The man who currently walks the Michigan sideline — coach Lloyd Carr — talked about the person who first hired him as an assistant coach in 1980.

"I coached for 10 years with this man, stood by his side," Carr said. "There was never a moment where I thought that Bo Schembechler had a doubt about himself. Bo always knew what he wanted."

Carr looked out at those who braved the chilly fall temperatures to attend, many wearing Michigan hats and jackets.

"There's no game today, but you're here because of what he was," Carr said.

Jim Brandstatter, a former Michigan football player, was master of ceremonies.

"He told me many times, 'Football should be played in the afternoons.' He would not stand for a 3:30 start or an 8 o'clock start. Therefore, ladies and gentlemen, toe meets leather at 1:14 exactly," Brandstatter said.

Guard Reggie McKenzie, a college football hall of famer who played for Schembechler, asked the dozens of former players in attendance to get out of their seats.

"At this time, I would like all of `Bo's Boys' to stand," he said.

After they did, McKenzie said: "Ladies and gentlemen, would you do me a favor and stand with 'Bo's Boys' and give Bo Schembechler the standing ovation he richly deserves?"

Everyone in the stadium stood in unison and let out a roar.

Other speakers included former Southern Cal coach John Robinson and Gary Moeller, Schembechler's successor as Michigan's coach.

Michigan Stadium's main gates were adorned with maize and blue balloons and pieces of paper with messages such as: "We will miss you."

At Schembechler Hall, where the football team practices and Schembechler kept an office down the hall from the current coaches, a shrine stood as a testament to what he meant to so many in this college town and beyond.

A No. 7 blue jersey was stuck to the frosted ground next to a No. 12 white jersey. In between was Schembechler's signature hat, featuring a block 'M' with yellow stitching.

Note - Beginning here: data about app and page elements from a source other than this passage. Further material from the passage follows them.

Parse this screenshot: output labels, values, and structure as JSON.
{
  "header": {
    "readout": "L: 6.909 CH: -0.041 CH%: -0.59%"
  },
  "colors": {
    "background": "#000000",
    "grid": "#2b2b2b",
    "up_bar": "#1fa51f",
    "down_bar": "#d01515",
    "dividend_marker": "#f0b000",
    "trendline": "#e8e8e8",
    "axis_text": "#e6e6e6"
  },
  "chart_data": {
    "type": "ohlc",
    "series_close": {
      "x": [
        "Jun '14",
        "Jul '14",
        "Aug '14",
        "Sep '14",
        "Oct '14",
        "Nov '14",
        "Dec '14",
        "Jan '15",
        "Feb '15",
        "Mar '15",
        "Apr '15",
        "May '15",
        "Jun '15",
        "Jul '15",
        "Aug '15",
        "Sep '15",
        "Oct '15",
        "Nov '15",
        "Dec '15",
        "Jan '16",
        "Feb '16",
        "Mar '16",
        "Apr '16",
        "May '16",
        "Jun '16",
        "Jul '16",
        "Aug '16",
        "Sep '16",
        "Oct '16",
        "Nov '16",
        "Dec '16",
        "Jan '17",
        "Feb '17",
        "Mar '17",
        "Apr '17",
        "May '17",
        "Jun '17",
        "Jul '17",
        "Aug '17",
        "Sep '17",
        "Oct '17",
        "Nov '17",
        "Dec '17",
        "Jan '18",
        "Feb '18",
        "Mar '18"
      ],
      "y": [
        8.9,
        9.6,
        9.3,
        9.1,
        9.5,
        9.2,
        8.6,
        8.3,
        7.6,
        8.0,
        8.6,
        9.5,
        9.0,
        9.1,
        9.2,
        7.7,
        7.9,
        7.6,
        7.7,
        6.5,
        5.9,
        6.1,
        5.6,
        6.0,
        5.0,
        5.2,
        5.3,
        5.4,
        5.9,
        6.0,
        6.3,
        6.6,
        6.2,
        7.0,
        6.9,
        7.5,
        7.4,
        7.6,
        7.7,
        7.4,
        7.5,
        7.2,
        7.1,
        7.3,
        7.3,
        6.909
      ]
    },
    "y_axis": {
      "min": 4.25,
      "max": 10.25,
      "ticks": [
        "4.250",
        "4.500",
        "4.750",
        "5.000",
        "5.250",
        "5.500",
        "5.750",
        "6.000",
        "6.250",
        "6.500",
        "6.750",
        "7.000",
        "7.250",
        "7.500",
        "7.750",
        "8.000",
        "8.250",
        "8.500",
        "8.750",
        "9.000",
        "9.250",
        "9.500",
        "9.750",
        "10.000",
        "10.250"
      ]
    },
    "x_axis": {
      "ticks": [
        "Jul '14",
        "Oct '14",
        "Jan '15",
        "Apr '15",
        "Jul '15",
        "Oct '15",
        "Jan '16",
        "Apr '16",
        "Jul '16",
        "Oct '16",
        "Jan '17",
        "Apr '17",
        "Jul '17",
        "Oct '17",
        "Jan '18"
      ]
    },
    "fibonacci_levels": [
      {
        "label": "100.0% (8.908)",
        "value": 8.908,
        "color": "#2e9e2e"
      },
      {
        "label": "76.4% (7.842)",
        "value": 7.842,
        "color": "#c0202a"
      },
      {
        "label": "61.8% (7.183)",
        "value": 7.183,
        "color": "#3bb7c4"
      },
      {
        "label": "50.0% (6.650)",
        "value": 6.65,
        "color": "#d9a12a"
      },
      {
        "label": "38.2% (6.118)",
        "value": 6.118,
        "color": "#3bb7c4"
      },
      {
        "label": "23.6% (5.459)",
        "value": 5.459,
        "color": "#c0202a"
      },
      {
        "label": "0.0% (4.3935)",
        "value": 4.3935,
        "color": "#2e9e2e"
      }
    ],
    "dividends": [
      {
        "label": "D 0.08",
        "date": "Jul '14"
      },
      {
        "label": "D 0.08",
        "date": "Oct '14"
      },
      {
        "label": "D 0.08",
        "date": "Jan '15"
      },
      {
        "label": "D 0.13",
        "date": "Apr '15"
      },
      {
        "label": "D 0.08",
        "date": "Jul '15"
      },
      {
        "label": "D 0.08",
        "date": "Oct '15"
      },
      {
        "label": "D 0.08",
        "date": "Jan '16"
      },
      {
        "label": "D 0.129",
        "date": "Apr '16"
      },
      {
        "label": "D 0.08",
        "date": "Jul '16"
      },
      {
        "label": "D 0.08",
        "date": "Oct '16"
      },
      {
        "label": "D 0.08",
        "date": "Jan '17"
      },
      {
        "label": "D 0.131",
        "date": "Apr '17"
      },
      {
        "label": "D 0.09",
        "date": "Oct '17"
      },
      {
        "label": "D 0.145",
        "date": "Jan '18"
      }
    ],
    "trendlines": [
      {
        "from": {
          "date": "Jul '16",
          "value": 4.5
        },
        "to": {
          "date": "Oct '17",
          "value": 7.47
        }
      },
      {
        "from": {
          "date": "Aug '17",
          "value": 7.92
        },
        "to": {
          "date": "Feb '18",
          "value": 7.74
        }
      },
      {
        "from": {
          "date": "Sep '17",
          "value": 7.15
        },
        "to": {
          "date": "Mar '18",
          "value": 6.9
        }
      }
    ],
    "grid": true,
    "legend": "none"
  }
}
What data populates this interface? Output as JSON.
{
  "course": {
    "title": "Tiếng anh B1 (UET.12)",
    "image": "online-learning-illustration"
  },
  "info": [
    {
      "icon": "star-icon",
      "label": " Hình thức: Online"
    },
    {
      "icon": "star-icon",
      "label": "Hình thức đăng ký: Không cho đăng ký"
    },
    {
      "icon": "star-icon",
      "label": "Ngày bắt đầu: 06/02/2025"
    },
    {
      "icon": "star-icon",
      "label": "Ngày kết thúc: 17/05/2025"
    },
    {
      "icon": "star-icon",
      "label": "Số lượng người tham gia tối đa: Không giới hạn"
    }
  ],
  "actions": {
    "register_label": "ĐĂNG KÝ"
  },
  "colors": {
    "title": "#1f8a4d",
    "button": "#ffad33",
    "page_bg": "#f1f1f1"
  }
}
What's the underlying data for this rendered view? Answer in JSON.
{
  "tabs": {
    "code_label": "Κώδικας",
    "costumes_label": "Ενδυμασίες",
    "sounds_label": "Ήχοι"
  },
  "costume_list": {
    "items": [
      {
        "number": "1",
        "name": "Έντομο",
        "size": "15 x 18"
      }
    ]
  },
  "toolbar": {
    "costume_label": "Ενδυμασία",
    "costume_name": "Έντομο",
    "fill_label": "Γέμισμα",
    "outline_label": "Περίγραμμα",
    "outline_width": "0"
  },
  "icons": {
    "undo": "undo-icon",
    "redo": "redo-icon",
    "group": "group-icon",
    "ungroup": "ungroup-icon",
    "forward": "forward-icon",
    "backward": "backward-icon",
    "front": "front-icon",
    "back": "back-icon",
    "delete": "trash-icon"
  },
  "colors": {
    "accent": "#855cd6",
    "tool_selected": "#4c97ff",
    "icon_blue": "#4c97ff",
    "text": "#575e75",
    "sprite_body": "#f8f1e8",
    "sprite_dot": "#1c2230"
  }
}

"I just wanted to come out and give my respects to the greatest coach who ever lived," said Tom Catterall, 51, of Ypsilanti. "He was revered as a coach separate from the University of Michigan and as a man. I thought a man like this — the only way to honor him was to come out on a cold day like this and pay my respects."

A private funeral was held Monday. A day earlier, hundreds of mourners filed past Schembechler's casket at an Ann Arbor church.

Football-shaped balloons were taped on the Schembechler Hall sign. In front of it, a white candle flickered. Someone left a ticket stub from the Ball State game Nov. 4 — the last time Schembechler watched a Michigan game in person. It carried the message: "RIP Bo Thanks Terry and Mike" written on it with a black marker.

Schembechler coached at Michigan from 1969-89, ending his career with 194 wins at what is college football's winningest program. His career record was 234-65-8, including six seasons at Miami of Ohio.